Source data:
============================================================

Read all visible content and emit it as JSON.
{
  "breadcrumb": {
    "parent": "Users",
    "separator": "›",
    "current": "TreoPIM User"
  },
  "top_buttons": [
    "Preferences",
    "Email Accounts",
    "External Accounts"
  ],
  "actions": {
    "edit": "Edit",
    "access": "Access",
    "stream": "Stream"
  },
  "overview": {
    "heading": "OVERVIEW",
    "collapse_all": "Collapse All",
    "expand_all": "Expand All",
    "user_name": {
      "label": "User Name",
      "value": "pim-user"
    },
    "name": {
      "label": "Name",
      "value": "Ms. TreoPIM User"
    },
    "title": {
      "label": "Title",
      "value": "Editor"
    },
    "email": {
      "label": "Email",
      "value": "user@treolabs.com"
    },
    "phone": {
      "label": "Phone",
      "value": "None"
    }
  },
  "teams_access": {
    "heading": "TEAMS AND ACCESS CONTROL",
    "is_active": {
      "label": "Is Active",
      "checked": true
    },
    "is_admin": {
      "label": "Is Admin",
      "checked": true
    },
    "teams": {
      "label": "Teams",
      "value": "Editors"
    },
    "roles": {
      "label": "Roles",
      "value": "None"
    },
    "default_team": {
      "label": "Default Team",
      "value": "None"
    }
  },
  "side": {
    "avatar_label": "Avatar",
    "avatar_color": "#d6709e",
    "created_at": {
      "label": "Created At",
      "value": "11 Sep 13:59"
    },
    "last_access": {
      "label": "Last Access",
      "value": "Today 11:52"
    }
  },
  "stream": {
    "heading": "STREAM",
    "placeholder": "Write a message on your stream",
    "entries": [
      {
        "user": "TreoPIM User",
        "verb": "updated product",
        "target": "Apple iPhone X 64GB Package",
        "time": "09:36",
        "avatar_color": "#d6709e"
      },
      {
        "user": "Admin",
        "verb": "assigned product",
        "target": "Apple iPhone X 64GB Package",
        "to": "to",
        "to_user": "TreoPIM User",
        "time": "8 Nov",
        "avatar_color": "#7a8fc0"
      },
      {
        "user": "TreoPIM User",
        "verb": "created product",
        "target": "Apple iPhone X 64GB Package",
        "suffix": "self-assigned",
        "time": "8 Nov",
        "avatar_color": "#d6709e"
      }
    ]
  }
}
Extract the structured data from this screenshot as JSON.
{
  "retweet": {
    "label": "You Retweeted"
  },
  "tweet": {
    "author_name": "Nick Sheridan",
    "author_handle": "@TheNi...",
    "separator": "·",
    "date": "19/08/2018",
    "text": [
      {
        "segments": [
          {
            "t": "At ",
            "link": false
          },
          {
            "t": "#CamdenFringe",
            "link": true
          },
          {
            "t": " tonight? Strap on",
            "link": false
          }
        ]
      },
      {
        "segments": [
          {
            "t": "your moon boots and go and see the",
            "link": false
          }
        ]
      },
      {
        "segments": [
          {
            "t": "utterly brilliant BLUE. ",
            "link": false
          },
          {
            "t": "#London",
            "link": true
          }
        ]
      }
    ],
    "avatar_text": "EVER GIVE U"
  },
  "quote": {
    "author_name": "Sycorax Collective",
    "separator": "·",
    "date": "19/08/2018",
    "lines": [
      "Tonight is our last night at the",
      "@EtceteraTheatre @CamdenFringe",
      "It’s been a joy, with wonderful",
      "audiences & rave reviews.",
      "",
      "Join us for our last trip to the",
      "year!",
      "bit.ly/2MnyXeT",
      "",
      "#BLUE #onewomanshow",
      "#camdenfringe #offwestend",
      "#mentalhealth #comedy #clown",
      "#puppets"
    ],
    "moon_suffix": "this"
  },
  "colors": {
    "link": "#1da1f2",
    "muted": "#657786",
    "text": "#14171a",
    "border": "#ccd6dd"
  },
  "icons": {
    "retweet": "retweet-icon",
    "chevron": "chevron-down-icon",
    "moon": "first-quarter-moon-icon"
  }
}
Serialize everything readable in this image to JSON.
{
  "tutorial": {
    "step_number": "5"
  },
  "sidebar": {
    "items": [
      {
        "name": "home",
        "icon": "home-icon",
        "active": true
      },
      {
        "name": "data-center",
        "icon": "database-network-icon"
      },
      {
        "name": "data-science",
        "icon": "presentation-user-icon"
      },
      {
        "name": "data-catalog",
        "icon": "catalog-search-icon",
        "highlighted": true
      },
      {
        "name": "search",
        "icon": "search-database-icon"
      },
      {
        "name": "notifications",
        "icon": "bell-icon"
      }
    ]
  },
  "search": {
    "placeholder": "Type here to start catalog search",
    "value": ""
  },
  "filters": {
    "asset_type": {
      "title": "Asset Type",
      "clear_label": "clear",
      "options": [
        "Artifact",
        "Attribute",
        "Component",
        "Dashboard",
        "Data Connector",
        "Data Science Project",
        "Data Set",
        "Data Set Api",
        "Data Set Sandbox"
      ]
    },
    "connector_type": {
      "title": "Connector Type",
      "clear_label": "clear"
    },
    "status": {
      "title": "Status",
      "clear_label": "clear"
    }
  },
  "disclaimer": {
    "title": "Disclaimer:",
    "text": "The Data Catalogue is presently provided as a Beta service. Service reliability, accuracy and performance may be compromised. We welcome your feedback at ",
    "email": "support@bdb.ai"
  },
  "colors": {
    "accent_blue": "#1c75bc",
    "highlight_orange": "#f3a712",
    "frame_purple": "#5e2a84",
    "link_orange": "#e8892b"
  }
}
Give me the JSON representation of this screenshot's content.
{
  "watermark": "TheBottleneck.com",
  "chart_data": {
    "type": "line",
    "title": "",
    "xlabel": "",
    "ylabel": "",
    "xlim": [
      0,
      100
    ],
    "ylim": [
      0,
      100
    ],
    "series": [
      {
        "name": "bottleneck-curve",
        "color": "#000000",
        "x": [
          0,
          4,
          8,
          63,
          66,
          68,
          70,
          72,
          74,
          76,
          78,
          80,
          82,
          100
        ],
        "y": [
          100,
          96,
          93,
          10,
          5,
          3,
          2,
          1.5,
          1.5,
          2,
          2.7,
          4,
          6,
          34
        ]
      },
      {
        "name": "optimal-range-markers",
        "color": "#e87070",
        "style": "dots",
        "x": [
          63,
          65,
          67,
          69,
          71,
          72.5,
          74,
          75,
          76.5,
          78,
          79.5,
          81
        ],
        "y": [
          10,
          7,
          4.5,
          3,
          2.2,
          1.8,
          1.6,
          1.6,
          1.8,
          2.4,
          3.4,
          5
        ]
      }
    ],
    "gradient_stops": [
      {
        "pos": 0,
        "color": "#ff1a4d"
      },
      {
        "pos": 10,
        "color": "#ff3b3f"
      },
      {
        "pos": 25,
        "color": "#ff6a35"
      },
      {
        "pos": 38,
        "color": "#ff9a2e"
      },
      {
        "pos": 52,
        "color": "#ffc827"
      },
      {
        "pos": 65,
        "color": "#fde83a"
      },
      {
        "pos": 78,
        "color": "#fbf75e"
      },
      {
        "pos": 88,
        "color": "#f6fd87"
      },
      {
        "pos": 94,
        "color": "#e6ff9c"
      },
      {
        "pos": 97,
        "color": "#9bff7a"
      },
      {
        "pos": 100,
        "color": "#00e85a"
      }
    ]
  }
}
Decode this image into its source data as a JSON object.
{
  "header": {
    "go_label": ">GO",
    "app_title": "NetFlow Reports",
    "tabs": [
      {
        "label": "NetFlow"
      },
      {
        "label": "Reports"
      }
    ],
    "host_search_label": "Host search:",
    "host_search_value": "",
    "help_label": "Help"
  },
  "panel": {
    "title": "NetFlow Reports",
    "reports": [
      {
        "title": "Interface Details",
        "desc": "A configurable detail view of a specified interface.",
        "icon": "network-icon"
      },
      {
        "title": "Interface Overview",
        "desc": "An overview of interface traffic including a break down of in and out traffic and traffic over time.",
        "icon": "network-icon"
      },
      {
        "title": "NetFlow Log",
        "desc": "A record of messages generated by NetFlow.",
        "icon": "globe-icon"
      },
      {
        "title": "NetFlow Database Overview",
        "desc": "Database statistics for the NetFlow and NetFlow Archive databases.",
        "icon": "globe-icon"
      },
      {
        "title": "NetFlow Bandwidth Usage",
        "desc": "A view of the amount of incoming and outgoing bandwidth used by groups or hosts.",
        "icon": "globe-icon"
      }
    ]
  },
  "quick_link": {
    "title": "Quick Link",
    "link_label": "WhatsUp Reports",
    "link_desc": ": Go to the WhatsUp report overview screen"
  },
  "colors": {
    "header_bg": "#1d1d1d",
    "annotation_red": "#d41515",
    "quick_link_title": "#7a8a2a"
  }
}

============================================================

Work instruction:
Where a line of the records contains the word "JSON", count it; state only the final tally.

Result of the exercise:
5